Listed entries -
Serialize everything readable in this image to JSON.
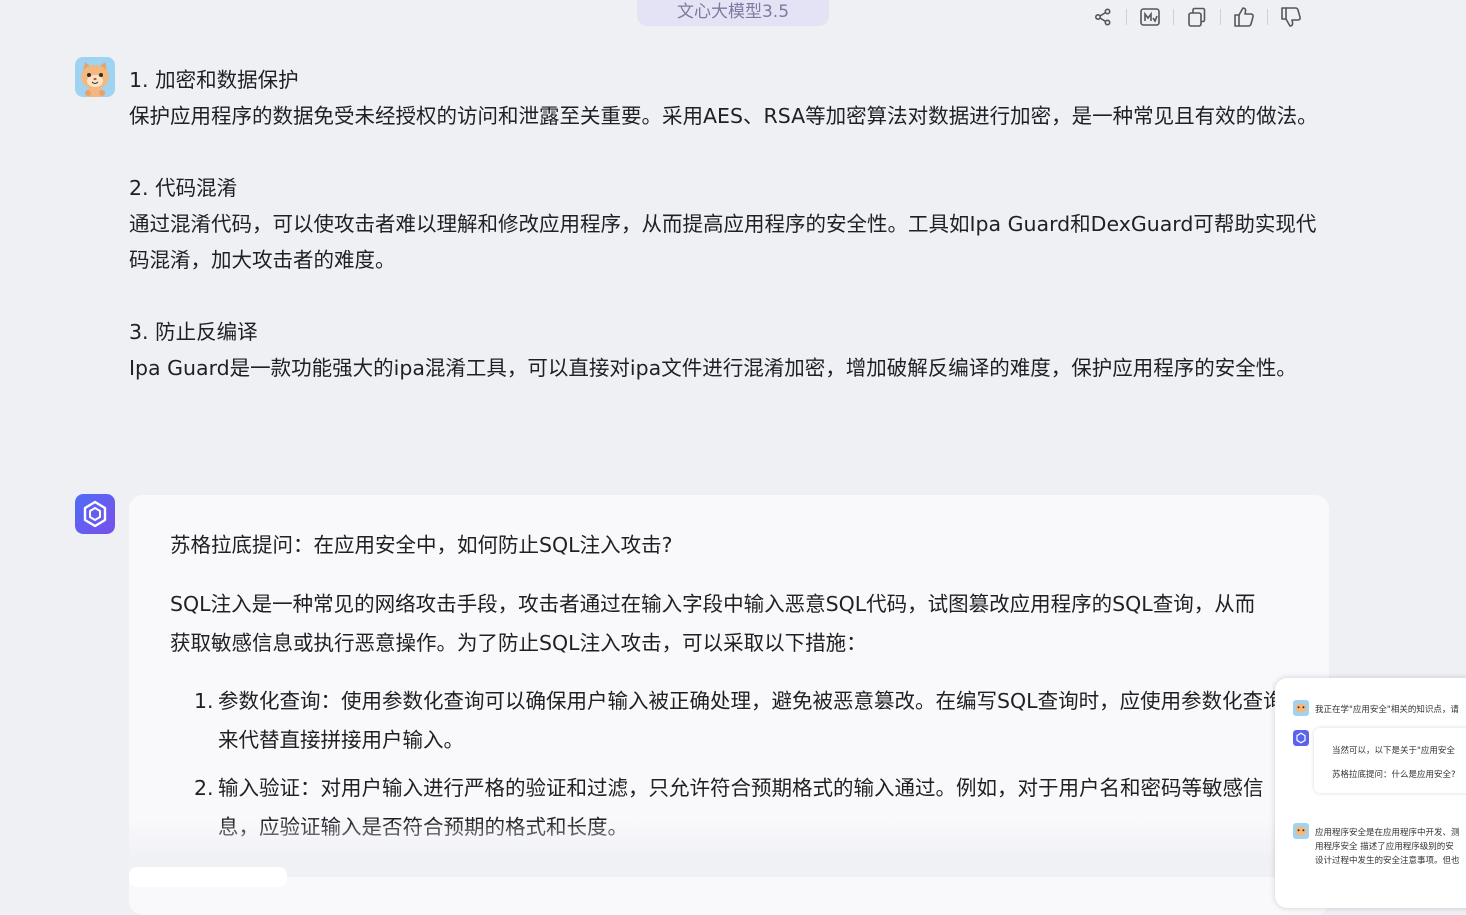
{
  "model_tag": "文心大模型3.5",
  "toolbar": {
    "icons": [
      "share-icon",
      "markdown-icon",
      "copy-icon",
      "thumbs-up-icon",
      "thumbs-down-icon"
    ]
  },
  "user_message": {
    "sections": [
      {
        "heading": "1. 加密和数据保护",
        "body": "保护应用程序的数据免受未经授权的访问和泄露至关重要。采用AES、RSA等加密算法对数据进行加密，是一种常见且有效的做法。"
      },
      {
        "heading": "2. 代码混淆",
        "body": "通过混淆代码，可以使攻击者难以理解和修改应用程序，从而提高应用程序的安全性。工具如Ipa Guard和DexGuard可帮助实现代码混淆，加大攻击者的难度。"
      },
      {
        "heading": "3. 防止反编译",
        "body": "Ipa Guard是一款功能强大的ipa混淆工具，可以直接对ipa文件进行混淆加密，增加破解反编译的难度，保护应用程序的安全性。"
      }
    ]
  },
  "assistant_message": {
    "question": "苏格拉底提问：在应用安全中，如何防止SQL注入攻击?",
    "intro": "SQL注入是一种常见的网络攻击手段，攻击者通过在输入字段中输入恶意SQL代码，试图篡改应用程序的SQL查询，从而获取敏感信息或执行恶意操作。为了防止SQL注入攻击，可以采取以下措施：",
    "items": [
      {
        "num": "1.",
        "text": "参数化查询：使用参数化查询可以确保用户输入被正确处理，避免被恶意篡改。在编写SQL查询时，应使用参数化查询来代替直接拼接用户输入。"
      },
      {
        "num": "2.",
        "text": "输入验证：对用户输入进行严格的验证和过滤，只允许符合预期格式的输入通过。例如，对于用户名和密码等敏感信息，应验证输入是否符合预期的格式和长度。"
      }
    ]
  },
  "preview": {
    "line1": "我正在学\"应用安全\"相关的知识点，请",
    "bubble1": "当然可以，以下是关于\"应用安全",
    "bubble2": "苏格拉底提问：什么是应用安全?",
    "para1": "应用程序安全是在应用程序中开发、测",
    "para2": "用程序安全 描述了应用程序级别的安",
    "para3": "设计过程中发生的安全注意事项。但也"
  }
}
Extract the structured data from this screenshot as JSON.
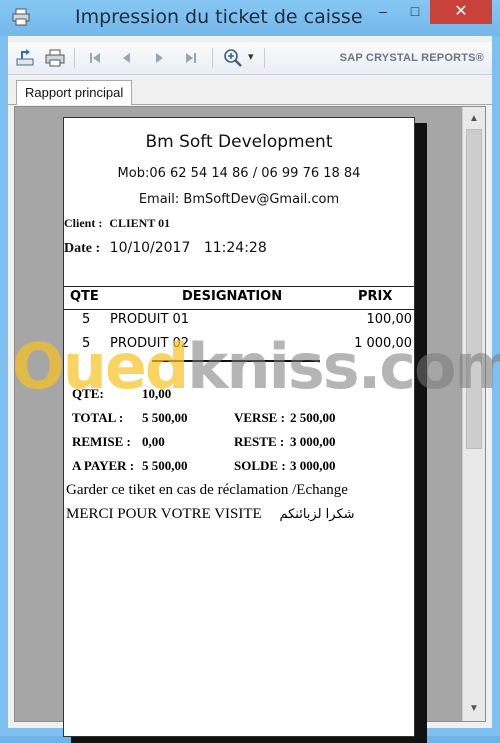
{
  "window": {
    "title": "Impression du ticket de caisse",
    "min_glyph": "–",
    "max_glyph": "□",
    "close_glyph": "✕"
  },
  "toolbar": {
    "brand": "SAP CRYSTAL REPORTS®",
    "zoom_caret": "▾"
  },
  "tabs": [
    {
      "label": "Rapport principal"
    }
  ],
  "scrollbar": {
    "up_glyph": "▲",
    "down_glyph": "▼"
  },
  "receipt": {
    "company": "Bm Soft Development",
    "mobile": "Mob:06 62 54 14 86 / 06 99 76 18 84",
    "email": "Email: BmSoftDev@Gmail.com",
    "client_label": "Client :",
    "client_value": "CLIENT 01",
    "date_label": "Date :",
    "date_value": "10/10/2017",
    "time_value": "11:24:28",
    "columns": {
      "qte": "QTE",
      "designation": "DESIGNATION",
      "prix": "PRIX"
    },
    "items": [
      {
        "qte": "5",
        "designation": "PRODUIT 01",
        "prix": "100,00"
      },
      {
        "qte": "5",
        "designation": "PRODUIT 02",
        "prix": "1 000,00"
      }
    ],
    "totals": {
      "qte_label": "QTE:",
      "qte_value": "10,00",
      "total_label": "TOTAL :",
      "total_value": "5 500,00",
      "verse_label": "VERSE :",
      "verse_value": "2 500,00",
      "remise_label": "REMISE :",
      "remise_value": "0,00",
      "reste_label": "RESTE :",
      "reste_value": "3 000,00",
      "apayer_label": "A PAYER :",
      "apayer_value": "5 500,00",
      "solde_label": "SOLDE :",
      "solde_value": "3 000,00"
    },
    "footer_1": "Garder ce tiket en cas de réclamation /Echange",
    "footer_2": "MERCI POUR VOTRE VISITE",
    "footer_arabic": "شكرا لزبائنكم"
  },
  "watermark": {
    "part_a": "Oued",
    "part_b": "kniss.com"
  },
  "colors": {
    "titlebar": "#7ec0ef",
    "close": "#c8413b",
    "viewer_bg": "#a6a6a6"
  }
}
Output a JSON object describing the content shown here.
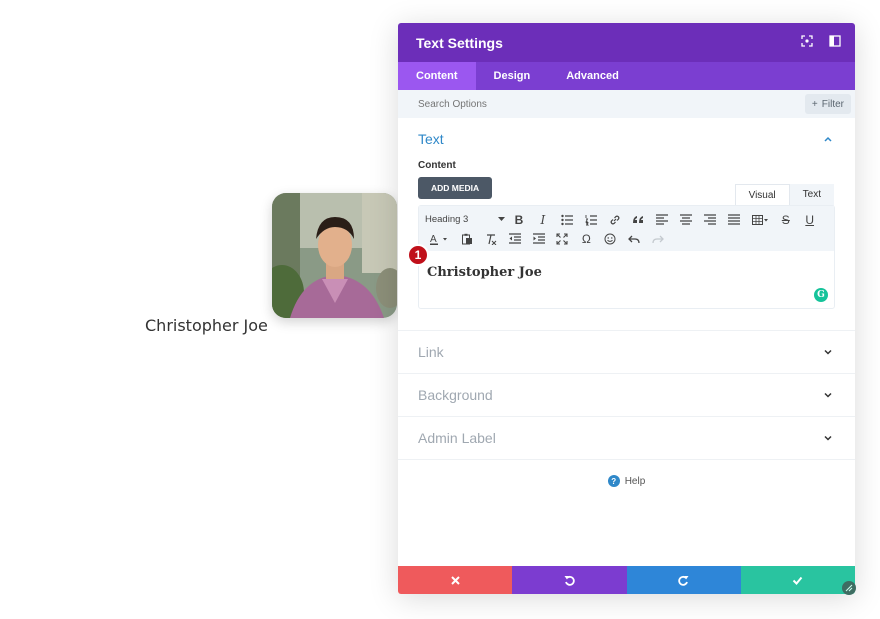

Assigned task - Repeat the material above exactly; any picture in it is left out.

Solution to this exercise -
Serialize everything readable in this image to JSON.
{
  "model_tag": "文心大模型3.5",
  "toolbar": {
    "icons": [
      "share-icon",
      "markdown-icon",
      "copy-icon",
      "thumbs-up-icon",
      "thumbs-down-icon"
    ]
  },
  "user_message": {
    "sections": [
      {
        "heading": "1. 加密和数据保护",
        "body": "保护应用程序的数据免受未经授权的访问和泄露至关重要。采用AES、RSA等加密算法对数据进行加密，是一种常见且有效的做法。"
      },
      {
        "heading": "2. 代码混淆",
        "body": "通过混淆代码，可以使攻击者难以理解和修改应用程序，从而提高应用程序的安全性。工具如Ipa Guard和DexGuard可帮助实现代码混淆，加大攻击者的难度。"
      },
      {
        "heading": "3. 防止反编译",
        "body": "Ipa Guard是一款功能强大的ipa混淆工具，可以直接对ipa文件进行混淆加密，增加破解反编译的难度，保护应用程序的安全性。"
      }
    ]
  },
  "assistant_message": {
    "question": "苏格拉底提问：在应用安全中，如何防止SQL注入攻击?",
    "intro": "SQL注入是一种常见的网络攻击手段，攻击者通过在输入字段中输入恶意SQL代码，试图篡改应用程序的SQL查询，从而获取敏感信息或执行恶意操作。为了防止SQL注入攻击，可以采取以下措施：",
    "items": [
      {
        "num": "1.",
        "text": "参数化查询：使用参数化查询可以确保用户输入被正确处理，避免被恶意篡改。在编写SQL查询时，应使用参数化查询来代替直接拼接用户输入。"
      },
      {
        "num": "2.",
        "text": "输入验证：对用户输入进行严格的验证和过滤，只允许符合预期格式的输入通过。例如，对于用户名和密码等敏感信息，应验证输入是否符合预期的格式和长度。"
      }
    ]
  },
  "preview": {
    "line1": "我正在学\"应用安全\"相关的知识点，请",
    "bubble1": "当然可以，以下是关于\"应用安全",
    "bubble2": "苏格拉底提问：什么是应用安全?",
    "para1": "应用程序安全是在应用程序中开发、测",
    "para2": "用程序安全 描述了应用程序级别的安",
    "para3": "设计过程中发生的安全注意事项。但也"
  }
}
Extract the structured data from this screenshot as JSON.
{
  "window": {
    "title": "Impression du ticket de caisse",
    "min_glyph": "–",
    "max_glyph": "□",
    "close_glyph": "✕"
  },
  "toolbar": {
    "brand": "SAP CRYSTAL REPORTS®",
    "zoom_caret": "▾"
  },
  "tabs": [
    {
      "label": "Rapport principal"
    }
  ],
  "scrollbar": {
    "up_glyph": "▲",
    "down_glyph": "▼"
  },
  "receipt": {
    "company": "Bm Soft Development",
    "mobile": "Mob:06 62 54 14 86 / 06 99 76 18 84",
    "email": "Email: BmSoftDev@Gmail.com",
    "client_label": "Client :",
    "client_value": "CLIENT 01",
    "date_label": "Date :",
    "date_value": "10/10/2017",
    "time_value": "11:24:28",
    "columns": {
      "qte": "QTE",
      "designation": "DESIGNATION",
      "prix": "PRIX"
    },
    "items": [
      {
        "qte": "5",
        "designation": "PRODUIT 01",
        "prix": "100,00"
      },
      {
        "qte": "5",
        "designation": "PRODUIT 02",
        "prix": "1 000,00"
      }
    ],
    "totals": {
      "qte_label": "QTE:",
      "qte_value": "10,00",
      "total_label": "TOTAL :",
      "total_value": "5 500,00",
      "verse_label": "VERSE :",
      "verse_value": "2 500,00",
      "remise_label": "REMISE :",
      "remise_value": "0,00",
      "reste_label": "RESTE :",
      "reste_value": "3 000,00",
      "apayer_label": "A PAYER :",
      "apayer_value": "5 500,00",
      "solde_label": "SOLDE :",
      "solde_value": "3 000,00"
    },
    "footer_1": "Garder ce tiket en cas de réclamation /Echange",
    "footer_2": "MERCI POUR VOTRE VISITE",
    "footer_arabic": "شكرا لزبائنكم"
  },
  "watermark": {
    "part_a": "Oued",
    "part_b": "kniss.com"
  },
  "colors": {
    "titlebar": "#7ec0ef",
    "close": "#c8413b",
    "viewer_bg": "#a6a6a6"
  }
}
Output a JSON object describing the content shown here.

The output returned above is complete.